The Patheticans Group (1912) – Yaakov Steinhardet (1887-1968)
One of the most landmarks in his life was the encounter with Richard Yentor and Ludwig Meidner in Berlin. Those three founded the Patheticans group (1912) that in its exquisite expressionist way created apocalyptic paintings that combine grotesque and tragic visions implying together for the end of the world.
The Patheticans Group (1912)
Yaakov Steinhardt (1887-1968)
Yakkov Steinhardt was known in the Israeli art as a painter and woodcut artist. He was born in Jarkov (Poland of our days) and he began his artistic path in art school in Berlin, and at the age of 19 he was exposed to painting and woodcut.
When the Nazis came to power, he arrived to Israel and began working in Jerusalem. In the 30’s, he became one of main focuses in the artistic sphere of the city. Steinhardt worked in a studio he founded and became a popular teacher in his field. He continued to develop his pedagogic aspect and also taught in Bezalel School in the city.

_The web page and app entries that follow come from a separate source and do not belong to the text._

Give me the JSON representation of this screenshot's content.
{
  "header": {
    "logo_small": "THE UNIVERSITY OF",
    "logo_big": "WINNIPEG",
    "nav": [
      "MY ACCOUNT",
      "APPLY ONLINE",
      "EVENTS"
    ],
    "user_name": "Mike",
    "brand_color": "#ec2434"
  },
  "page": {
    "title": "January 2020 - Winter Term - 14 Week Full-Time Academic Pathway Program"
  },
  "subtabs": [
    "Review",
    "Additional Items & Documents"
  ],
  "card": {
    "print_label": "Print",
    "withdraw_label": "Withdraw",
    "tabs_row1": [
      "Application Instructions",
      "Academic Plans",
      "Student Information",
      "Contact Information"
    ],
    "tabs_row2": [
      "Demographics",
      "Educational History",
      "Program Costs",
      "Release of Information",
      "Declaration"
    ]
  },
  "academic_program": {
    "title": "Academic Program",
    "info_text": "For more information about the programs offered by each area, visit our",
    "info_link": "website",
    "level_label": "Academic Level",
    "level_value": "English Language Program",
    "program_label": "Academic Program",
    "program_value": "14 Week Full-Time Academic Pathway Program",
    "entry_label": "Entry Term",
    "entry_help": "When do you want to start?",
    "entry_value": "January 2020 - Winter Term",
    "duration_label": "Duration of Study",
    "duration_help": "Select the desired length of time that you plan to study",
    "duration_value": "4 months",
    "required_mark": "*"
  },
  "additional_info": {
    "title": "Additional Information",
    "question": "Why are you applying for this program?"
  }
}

One of his most prominent perspectives, which was also visible in his creations, was the statement that art’s role is to pass on a social and political message. He believed that the artist role is to education and enlighten, and the social mission placed him, in his mind, as some kind of a prophet.

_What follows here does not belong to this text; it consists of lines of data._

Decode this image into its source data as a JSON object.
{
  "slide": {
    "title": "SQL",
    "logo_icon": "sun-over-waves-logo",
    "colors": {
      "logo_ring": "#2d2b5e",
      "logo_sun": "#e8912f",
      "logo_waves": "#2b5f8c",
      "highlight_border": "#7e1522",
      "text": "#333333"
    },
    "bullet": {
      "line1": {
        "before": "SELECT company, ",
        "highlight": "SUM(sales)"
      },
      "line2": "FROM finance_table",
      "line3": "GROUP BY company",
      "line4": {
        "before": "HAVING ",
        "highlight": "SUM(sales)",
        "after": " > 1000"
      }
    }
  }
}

His creations, that make a strong impression on the observer, are characterized with description of emotional subject and their empowerment to an extreme state which is expressed through movement that is sometimes distorted and over the top. The scenes he painted were metaphor to social criticism he wanted to share.
His creations engaged in the life of Jewish in exile, and later the Israeli scenery captured his attention as well. In his early years in the country, he was influenced by the look of the alleys in “Meah Shearim” neighborhood in Jerusalem (a very religious area), and the life of Arabs and Bedouins in the country. He put in the front stage of his paintings the views of the Israeli villages and life of the port and its images. However, as an internal motive, he always carried, in his expressionist manner, the Jewish distress in exile, with elements such as anxiety, tragedy, melancholy and sadness shouting from his works in the grotesque protest and integrating with biblical and Jewish motives.
One of the most landmarks in his life was the encounter with Richard Yentor and Ludwig Meidner in Berlin. Those three founded the Patheticans group (1912) that in its exquisite expressionist way created apocalyptic paintings that combine grotesque and tragic visions implying together for the end of the world. Their paintings showed aggravated, Skinny, sickly, distorted and hurt figures. He was one of the first who created with expressionist style and spirit in Germany, and was considered one of the most significant artists the war brought to Israel.
In 1955 he received his first awards for graphic art and was among seven artists who were sent to present their works, as Israeli representative, in San Paulo, Brazil (Biennale). On his awards shelves he collected other awards for his works. His prints, paintings and sketches were displayed in large exhibitions in Museum of Israeli in 2010 and 2011, and another exhibition in 2011 in the “End Center”, Naharriya. Steinhardt showed impressive control in a wide range of artistic technics (sketches, woodcuts, large oil paintings and more), and was a source of inspiration to many how worked after him, with his humble and moral ways, and his wonderful artistic abilities.